By Samantha L. Quigley
American Forces Press Service
WASHINGTON, Jan. 9, 2008 In 1997, a Web site kept one family’s far-flung friends and relatives up to date on the status of a loved one facing a serious medical condition.
CaringBridge began offering free, personalized Web sites to keep family and friends connected during a loved one’s medical struggles in 1997. The organization is now offering the same opportunity to servicemembers and their families who are coping with serious medical issues or long absences. Courtesy photo
(Click photo for screen-resolution image);high-resolution image available.
Today, that Web site has grown into CaringBridge, and it helps more than 16 million families a year, including troops injured in the line of duty, stay connected.
“When someone is injured or wounded, everyone wants to know what’s happening -- family, friends, neighbors, fellow servicemen and women, the list goes on and on,” said Chris Moquist, the organization’s marketing and communications director. “But dealing with the communication aspect of a serious injury, on top of trying to help and be there for the injured person, is often just too overwhelming (for immediate family).”
Through its free Web sites, CaringBridge helps relieve some of the pressure to constantly update everyone who wants to know. Users can quickly and easily set up personalized sites where they can post the latest updates.
Those concerned with prying eyes finding personal information posted to the Web site need not worry. “CaringBridge Web sites are private and not searchable by search engines,” Moquist said. “There are additional levels of privacy and security a CaringBridge Web site author can add as well.”
The sites also are convenient for those checking in from across the country or around the globe, Moquist said. Because everything is Web-based, times zones are not a factor, as they are with phone calls, he noted.
In addition, friends and family are notified via e-mail every time a new update is posted. Upon receiving that notification they can leave messages of support whenever they want, and the family or servicemember can read them when it’s convenient.
Originally intended to bridge the geographical gap during medical situations, CaringBridge has expanded its services to servicemembers facing long absences, including deployments, Moquist said.

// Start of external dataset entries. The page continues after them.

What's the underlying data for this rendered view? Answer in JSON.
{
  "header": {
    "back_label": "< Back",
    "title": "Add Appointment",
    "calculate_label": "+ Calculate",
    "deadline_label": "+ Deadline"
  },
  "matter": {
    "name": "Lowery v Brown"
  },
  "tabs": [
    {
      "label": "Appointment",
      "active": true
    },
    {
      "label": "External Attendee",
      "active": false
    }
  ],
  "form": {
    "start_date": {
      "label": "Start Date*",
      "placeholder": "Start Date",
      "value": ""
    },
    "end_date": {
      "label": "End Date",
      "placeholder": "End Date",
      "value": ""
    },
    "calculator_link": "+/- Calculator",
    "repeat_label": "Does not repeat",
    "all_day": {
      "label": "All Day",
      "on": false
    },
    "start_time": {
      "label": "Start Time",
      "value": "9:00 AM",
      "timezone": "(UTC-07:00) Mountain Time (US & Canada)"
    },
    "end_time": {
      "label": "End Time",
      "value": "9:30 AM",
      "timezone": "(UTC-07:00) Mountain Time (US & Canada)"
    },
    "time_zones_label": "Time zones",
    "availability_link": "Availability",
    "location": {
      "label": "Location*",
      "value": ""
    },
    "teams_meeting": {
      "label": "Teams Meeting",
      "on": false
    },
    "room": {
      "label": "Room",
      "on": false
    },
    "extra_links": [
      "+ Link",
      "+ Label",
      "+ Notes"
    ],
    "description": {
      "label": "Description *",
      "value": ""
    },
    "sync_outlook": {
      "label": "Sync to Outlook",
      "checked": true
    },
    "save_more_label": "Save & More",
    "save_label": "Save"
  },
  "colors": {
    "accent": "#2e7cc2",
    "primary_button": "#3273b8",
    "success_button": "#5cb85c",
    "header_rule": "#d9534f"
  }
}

“Rather than have to repeat the same update over and over again, a family member can simply post the latest news,” he said.
CaringBridge is a new supporter of America Supports You, a Defense Department program connecting citizens and corporations with military personnel and their families.
“The biggest benefit of being (affiliated with) America Supports You is additional exposure to military audiences,” Moquist said. “Our goal is for CaringBridge to be available to every family or soldier who needs it.”
Partnerships with two other supporters of the America Supports You program, The Wounded Warrior Project and Fisher House, are helping CaringBridge achieve that goal. Each assists wounded servicemembers and their families.